Since many of my recent columns have been about the pandemic, I figure It’s time for a change of subject. Recently I’ve been wondering about something that’s no doubt of interest to all of us. There are a couple of questions I‘d like to explore.
What‘s it like to grow old? What makes for the best possible life after retirement?
If you’ve reached an age where you consider yourself “old,” maybe you glory in your new freedom to explore the items on your bucket list. On the other hand, you may be mourning the inevitable losses that come with aging. If you’re not yet “old,” do you picture yourself becoming decrepit and depressed in your old age? Conversely, with all your life experience, you could be looking forward to years as a wise elder, a sort of guru to those around you.

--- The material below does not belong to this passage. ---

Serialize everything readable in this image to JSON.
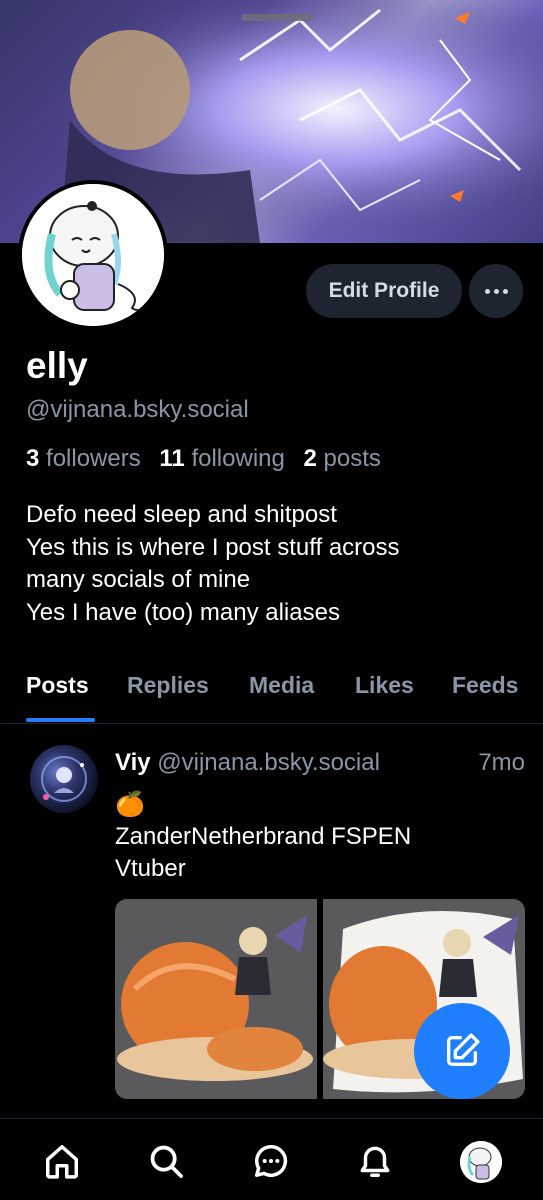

I have to say I haven’t given the subject of growing old a whole lot of thought. Even though I’m in my 80’s, I’ve pretty well managed to ignore the inevitable signs of aging. I‘ve denied the significance of skin that doesn’t heal the way it once did, my recent forgetfulness, the fear of falling and the miscellaneous aches and pains previously unknown to me.
All of this led me to search for geriatric Canadians who appear to be living interesting and meaningful lives.

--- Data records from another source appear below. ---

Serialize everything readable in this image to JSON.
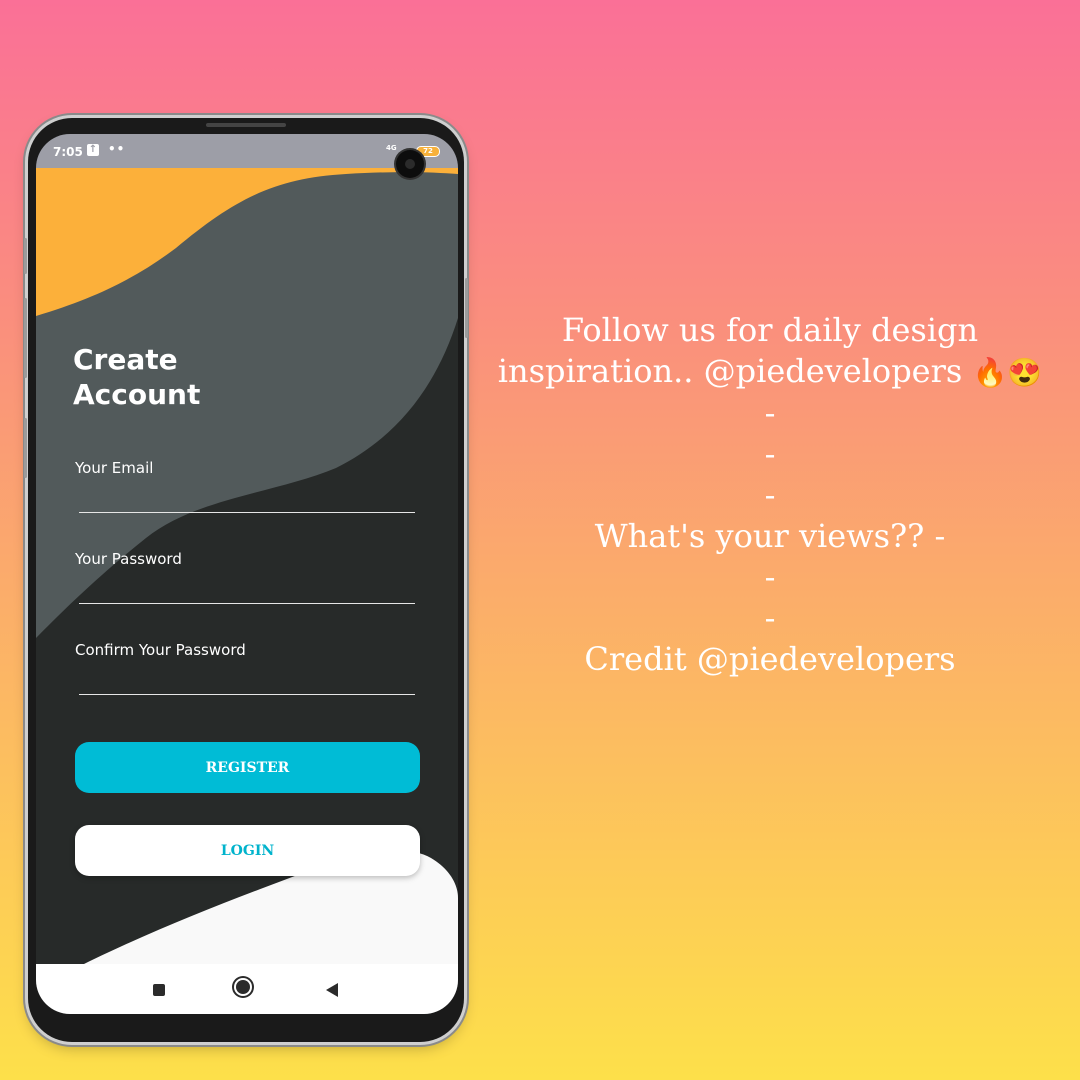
{
  "status_bar": {
    "time": "7:05",
    "upload_icon": "upload-arrow-icon",
    "dots": "••",
    "signal": "4G",
    "battery": "72"
  },
  "screen": {
    "title_line1": "Create",
    "title_line2": "Account",
    "fields": [
      {
        "label": "Your Email",
        "value": ""
      },
      {
        "label": "Your Password",
        "value": ""
      },
      {
        "label": "Confirm Your Password",
        "value": ""
      }
    ],
    "register_label": "REGISTER",
    "login_label": "LOGIN"
  },
  "colors": {
    "orange_wave": "#fcb03a",
    "gray_wave": "#525a5b",
    "dark_bg": "#272a29",
    "white_wave": "#f9f9f9",
    "register": "#00bcd6",
    "login_text": "#00b3cc"
  },
  "caption": {
    "line1": "Follow us for daily design",
    "line2": "inspiration.. @piedevelopers",
    "line2_emojis": "🔥😍",
    "dash1": "-",
    "dash2": "-",
    "dash3": "-",
    "line3": "What's your views?? -",
    "dash4": "-",
    "dash5": "-",
    "line4": "Credit @piedevelopers"
  }
}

In my search for a role model who was in their 80’s and still passionate about life, I came across David Suzuki, Canadian academic, environmentalist and science broadcaster. At age 85, Suzuki is a passionate science broadcaster. He must, I thought to myself, have some wisdom about maintaining his mental clarity in old age. He’s still going strong. In a CBC podcast with interviewer Anna Maria Tramonti, he shared his views on staying active late in life.

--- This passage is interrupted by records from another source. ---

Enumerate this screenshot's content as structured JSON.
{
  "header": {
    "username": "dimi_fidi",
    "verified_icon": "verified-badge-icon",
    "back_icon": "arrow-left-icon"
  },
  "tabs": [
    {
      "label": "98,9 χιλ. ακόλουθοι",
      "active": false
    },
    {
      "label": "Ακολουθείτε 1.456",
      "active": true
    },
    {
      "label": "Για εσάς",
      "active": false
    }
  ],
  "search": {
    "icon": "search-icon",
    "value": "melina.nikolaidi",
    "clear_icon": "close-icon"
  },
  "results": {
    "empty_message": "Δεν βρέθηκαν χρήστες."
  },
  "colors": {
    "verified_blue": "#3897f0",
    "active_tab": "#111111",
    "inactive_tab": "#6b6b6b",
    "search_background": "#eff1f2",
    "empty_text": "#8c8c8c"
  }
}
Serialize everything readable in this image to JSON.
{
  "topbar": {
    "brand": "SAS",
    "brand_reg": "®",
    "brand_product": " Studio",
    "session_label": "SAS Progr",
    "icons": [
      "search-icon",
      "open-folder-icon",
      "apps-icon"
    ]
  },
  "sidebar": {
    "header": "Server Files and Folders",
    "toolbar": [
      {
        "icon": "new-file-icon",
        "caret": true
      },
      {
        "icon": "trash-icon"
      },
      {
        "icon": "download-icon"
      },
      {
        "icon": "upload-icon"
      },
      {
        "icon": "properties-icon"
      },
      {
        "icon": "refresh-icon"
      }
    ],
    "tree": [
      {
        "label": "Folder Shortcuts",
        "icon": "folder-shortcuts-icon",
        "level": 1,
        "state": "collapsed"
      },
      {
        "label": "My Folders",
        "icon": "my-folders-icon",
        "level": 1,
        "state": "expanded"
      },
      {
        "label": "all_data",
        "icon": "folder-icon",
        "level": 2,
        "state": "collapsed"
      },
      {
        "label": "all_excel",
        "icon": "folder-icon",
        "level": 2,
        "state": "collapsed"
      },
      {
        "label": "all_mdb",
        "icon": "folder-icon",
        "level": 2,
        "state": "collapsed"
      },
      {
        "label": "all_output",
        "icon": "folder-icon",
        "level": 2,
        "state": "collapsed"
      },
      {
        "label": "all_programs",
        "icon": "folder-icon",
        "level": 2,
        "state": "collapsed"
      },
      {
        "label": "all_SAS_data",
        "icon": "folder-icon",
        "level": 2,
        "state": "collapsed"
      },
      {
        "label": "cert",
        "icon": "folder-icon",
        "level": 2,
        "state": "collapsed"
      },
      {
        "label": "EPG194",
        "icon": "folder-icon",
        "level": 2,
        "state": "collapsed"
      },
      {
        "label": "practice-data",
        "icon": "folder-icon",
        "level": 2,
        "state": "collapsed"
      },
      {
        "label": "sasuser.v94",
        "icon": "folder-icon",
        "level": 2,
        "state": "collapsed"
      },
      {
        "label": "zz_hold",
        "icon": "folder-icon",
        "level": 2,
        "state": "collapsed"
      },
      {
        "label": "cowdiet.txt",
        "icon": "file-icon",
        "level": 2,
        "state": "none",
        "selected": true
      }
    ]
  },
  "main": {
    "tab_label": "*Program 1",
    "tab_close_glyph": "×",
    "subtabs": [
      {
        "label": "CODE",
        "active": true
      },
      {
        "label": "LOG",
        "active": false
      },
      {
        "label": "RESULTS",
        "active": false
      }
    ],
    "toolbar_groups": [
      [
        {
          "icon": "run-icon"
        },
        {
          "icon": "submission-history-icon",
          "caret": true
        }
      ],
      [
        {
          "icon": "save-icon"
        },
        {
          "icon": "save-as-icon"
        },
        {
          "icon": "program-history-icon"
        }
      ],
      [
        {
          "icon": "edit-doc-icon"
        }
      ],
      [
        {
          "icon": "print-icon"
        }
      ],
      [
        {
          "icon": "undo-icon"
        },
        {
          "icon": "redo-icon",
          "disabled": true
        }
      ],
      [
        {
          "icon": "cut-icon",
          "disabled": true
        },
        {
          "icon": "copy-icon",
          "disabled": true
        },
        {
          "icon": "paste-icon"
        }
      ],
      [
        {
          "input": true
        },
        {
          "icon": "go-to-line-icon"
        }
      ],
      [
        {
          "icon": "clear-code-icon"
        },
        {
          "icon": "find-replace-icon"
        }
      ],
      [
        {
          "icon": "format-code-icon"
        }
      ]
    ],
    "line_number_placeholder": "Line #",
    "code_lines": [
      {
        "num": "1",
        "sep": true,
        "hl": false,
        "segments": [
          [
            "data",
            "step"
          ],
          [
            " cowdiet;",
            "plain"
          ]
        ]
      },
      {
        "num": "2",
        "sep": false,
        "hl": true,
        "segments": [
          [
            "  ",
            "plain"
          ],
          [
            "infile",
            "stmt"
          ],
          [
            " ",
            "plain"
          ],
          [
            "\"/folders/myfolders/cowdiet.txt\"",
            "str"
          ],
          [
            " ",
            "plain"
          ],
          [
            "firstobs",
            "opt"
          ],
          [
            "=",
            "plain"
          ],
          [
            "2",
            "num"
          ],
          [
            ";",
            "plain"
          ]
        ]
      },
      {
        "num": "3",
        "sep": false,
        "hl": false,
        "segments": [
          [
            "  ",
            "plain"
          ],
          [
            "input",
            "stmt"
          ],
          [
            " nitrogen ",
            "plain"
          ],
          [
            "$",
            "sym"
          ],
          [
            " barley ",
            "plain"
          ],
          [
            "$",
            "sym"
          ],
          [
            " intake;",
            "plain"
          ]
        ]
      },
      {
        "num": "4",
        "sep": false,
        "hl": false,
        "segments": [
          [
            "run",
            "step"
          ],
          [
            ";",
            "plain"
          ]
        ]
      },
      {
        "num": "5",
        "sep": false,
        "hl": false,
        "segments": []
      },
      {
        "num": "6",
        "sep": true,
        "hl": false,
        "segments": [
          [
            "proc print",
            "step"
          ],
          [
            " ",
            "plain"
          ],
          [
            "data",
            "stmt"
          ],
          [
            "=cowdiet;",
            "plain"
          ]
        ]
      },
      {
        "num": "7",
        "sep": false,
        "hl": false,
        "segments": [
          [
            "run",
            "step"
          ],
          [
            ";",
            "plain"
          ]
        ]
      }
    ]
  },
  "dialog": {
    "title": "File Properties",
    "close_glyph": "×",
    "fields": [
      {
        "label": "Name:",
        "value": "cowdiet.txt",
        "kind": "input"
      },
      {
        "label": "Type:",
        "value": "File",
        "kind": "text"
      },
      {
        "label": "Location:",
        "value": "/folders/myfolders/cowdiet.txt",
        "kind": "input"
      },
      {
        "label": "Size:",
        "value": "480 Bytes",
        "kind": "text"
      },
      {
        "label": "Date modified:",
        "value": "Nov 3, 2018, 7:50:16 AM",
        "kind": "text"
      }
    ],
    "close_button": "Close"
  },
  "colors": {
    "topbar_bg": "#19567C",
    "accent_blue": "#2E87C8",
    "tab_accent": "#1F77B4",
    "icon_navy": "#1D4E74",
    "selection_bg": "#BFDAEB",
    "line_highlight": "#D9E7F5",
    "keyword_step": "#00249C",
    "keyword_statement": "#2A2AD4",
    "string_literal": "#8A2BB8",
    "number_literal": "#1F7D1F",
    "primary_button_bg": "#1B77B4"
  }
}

“You’re still full steam ahead,” notes Tramonti. “Do you feel old?”
Suzuki replies that it depends on where he is and what he’s doing. He gives the example of a recent project, building a tree hut for his grandchildren. Over the years, he’s built four other tree huts for the youngsters in his family. This time was different. He was finding the project exhausting. The thin skin on his arms was scraped and bruised just from carrying the wood and it took him far longer to do even the simplest of jobs.
Yet, Dr. Suzuki insists that aging is not a disease. it’s a natural life stage and our society’s obsession with aging is unnatural and unhealthy, he says.
We can learn a lot from Suzuki’s management of this late stage of life. Surprisingly, he has no interest in retirement. He has chosen to work passionately to educate the public about science and the threats to our world’s survival.
He also has a list of what’s important if we’re going to enjoy a healthy old age. The role of
genetics can’t be denied, he says. That’s not something we can change. His other recommendations are up to us.Physical exercise is high on Suzuki’s list. Our bodies are designed to move. He was a runner until his knees gave out years ago. At 85, he still goes to the gym to work out on a regular basis. "It’s my medicine,” he says. He also believes diet is key to his wellbeing.
Finally, this senior citizen tells us that his major strategy for living a fulfilled old age is as follows: He just doesn’t think much about aging.